### WHAT IS REQUIRED
When a line in the entries below contains the word "prefix", copy that line.

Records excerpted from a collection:
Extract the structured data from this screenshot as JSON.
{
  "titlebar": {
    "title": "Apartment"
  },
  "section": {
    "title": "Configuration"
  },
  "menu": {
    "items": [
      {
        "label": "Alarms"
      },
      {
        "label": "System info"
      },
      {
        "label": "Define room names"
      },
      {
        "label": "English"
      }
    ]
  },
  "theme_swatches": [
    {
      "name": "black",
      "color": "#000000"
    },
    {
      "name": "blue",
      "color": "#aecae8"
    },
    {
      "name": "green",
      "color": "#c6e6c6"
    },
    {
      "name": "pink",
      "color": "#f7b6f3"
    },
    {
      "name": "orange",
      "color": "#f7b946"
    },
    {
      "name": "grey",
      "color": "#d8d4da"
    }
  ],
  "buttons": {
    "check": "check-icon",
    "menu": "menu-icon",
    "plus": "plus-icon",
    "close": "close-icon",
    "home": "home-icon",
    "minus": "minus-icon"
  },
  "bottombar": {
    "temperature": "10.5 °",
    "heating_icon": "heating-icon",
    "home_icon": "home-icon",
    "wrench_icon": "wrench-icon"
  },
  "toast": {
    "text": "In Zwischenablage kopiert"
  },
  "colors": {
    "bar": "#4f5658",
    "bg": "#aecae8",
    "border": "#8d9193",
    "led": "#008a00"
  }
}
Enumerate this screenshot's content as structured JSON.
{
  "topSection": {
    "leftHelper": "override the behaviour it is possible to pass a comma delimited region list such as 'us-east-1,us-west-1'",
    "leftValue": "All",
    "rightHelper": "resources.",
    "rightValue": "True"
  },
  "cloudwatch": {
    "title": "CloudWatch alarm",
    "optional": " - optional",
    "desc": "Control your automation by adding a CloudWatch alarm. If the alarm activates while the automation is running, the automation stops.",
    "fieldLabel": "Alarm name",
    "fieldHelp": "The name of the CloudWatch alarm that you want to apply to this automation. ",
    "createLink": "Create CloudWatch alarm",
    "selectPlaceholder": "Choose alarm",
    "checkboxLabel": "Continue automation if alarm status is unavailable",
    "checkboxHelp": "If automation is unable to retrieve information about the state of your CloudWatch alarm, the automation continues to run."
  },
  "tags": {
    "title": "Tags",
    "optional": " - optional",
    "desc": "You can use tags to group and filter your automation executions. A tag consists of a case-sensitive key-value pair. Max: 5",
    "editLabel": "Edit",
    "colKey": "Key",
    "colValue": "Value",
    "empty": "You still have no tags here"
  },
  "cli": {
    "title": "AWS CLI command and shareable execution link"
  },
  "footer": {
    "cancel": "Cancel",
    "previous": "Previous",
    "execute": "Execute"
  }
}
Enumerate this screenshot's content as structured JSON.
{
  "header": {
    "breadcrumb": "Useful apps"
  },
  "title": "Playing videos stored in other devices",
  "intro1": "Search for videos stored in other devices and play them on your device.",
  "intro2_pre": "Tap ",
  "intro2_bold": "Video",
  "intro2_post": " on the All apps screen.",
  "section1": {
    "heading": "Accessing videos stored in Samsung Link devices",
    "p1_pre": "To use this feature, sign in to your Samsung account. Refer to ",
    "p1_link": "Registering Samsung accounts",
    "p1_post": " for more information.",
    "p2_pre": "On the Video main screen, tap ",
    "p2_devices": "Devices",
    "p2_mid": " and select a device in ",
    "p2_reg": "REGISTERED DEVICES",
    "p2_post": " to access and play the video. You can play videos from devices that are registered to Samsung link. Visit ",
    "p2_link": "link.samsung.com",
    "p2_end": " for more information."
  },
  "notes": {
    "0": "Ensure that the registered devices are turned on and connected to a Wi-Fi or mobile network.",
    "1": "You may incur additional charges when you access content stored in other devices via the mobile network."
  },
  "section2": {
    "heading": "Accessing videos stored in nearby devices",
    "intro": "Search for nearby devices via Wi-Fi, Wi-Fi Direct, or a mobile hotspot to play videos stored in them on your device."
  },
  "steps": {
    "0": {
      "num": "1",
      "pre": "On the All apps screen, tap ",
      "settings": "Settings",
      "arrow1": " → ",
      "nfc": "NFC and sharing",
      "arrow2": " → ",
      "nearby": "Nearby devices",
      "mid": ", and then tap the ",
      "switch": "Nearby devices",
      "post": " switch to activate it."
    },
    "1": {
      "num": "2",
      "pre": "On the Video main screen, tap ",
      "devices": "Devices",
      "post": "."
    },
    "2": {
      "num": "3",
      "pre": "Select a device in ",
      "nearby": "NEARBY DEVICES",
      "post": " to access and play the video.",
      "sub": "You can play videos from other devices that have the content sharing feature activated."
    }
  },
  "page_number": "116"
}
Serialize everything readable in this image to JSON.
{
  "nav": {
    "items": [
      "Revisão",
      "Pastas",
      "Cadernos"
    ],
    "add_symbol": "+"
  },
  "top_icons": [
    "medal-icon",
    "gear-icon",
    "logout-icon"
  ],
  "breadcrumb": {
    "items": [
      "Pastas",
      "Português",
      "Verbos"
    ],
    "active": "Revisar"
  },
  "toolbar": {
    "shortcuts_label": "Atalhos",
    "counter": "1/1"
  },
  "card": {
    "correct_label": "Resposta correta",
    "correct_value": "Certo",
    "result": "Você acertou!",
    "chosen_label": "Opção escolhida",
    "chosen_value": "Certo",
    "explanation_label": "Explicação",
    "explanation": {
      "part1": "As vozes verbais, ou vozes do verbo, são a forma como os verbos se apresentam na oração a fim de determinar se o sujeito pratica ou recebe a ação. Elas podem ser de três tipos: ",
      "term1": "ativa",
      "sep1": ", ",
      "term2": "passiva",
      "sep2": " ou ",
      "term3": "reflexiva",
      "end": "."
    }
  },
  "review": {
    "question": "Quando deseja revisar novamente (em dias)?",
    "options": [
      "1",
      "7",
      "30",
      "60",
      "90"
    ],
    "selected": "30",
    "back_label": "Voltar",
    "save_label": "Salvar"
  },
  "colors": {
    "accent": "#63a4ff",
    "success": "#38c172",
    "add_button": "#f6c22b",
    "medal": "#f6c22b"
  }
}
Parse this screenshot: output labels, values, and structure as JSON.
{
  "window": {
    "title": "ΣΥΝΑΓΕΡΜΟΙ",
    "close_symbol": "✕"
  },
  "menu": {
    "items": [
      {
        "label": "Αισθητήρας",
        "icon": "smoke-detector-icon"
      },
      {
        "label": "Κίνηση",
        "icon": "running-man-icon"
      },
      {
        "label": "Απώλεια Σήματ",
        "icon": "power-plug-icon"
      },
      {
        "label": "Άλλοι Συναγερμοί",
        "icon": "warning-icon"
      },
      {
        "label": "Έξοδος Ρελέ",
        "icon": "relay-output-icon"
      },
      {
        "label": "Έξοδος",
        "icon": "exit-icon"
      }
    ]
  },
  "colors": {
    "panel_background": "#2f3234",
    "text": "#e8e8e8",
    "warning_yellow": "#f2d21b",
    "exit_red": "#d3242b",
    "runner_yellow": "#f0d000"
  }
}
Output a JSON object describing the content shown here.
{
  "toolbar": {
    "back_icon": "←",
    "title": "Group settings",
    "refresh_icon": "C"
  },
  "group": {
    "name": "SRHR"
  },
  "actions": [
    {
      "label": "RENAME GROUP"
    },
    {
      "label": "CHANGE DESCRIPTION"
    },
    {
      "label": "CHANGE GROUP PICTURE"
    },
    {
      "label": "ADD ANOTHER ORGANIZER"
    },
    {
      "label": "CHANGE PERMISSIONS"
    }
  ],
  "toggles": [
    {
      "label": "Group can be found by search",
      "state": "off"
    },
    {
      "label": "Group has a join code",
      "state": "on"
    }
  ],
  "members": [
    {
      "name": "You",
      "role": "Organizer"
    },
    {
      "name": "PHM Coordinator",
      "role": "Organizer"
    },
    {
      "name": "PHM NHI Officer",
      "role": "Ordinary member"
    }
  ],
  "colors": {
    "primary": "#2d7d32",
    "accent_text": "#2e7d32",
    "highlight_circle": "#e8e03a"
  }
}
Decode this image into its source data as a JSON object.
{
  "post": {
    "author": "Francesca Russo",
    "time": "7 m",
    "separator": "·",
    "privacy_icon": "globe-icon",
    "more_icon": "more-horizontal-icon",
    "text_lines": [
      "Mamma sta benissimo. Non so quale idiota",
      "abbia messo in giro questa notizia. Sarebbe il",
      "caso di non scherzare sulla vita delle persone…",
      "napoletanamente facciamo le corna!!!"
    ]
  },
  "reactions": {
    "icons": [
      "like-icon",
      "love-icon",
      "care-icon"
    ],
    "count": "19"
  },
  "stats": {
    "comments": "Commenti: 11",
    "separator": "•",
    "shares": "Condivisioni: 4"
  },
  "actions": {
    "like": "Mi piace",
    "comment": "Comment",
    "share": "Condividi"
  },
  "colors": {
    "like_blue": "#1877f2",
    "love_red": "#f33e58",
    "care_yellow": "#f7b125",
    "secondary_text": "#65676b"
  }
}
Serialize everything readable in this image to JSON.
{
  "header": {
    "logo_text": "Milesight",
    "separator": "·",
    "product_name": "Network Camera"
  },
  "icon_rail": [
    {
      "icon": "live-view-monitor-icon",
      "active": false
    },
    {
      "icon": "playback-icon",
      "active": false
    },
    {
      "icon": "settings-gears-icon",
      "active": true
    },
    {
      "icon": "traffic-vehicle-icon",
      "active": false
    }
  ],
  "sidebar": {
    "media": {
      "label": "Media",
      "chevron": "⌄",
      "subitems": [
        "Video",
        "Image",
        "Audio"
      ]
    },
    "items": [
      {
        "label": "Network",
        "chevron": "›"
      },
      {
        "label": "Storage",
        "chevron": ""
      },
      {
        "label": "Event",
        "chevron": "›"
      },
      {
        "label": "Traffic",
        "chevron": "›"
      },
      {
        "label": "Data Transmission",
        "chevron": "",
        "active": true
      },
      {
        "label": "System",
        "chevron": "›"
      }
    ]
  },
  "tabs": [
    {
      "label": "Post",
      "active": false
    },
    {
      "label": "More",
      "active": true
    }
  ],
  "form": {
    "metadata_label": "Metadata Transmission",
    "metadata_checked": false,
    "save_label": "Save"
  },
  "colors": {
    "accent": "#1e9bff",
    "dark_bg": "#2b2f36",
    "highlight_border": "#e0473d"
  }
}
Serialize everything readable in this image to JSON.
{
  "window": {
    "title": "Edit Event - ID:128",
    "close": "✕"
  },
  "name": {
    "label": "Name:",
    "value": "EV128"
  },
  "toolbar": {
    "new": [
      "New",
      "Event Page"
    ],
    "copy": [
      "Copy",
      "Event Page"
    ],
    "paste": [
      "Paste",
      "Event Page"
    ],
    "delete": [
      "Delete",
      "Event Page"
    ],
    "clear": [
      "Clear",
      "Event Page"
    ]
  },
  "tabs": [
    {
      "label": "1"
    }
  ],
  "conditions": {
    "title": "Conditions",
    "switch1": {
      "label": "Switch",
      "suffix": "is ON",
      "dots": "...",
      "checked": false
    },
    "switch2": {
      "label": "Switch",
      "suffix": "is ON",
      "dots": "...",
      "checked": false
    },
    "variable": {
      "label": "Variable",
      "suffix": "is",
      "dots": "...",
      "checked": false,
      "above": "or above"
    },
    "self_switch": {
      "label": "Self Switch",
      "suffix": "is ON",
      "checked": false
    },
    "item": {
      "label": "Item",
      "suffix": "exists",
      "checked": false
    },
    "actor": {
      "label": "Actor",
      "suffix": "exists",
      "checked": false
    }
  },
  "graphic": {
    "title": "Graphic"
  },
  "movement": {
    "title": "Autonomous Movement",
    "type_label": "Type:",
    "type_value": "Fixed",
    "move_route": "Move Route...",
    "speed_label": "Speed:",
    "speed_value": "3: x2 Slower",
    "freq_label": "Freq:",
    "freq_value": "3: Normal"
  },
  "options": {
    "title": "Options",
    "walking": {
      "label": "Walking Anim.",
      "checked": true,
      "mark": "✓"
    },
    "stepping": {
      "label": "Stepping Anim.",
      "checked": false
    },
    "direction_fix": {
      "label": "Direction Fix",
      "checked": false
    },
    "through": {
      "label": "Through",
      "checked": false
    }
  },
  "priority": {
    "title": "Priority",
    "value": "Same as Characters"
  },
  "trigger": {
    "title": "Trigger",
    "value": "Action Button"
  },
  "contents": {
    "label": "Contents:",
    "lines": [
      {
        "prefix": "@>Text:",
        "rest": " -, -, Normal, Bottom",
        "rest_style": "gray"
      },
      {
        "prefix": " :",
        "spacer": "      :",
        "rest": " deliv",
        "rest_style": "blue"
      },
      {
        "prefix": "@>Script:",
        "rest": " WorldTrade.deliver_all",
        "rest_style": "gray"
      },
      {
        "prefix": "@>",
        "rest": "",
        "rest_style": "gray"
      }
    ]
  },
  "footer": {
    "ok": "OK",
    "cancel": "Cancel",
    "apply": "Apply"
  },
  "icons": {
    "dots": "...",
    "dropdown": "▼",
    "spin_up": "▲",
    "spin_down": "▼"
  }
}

### COMPLETED EXERCISE
        "prefix": "@>Text:",
        "prefix": " :",
        "prefix": "@>Script:",
        "prefix": "@>",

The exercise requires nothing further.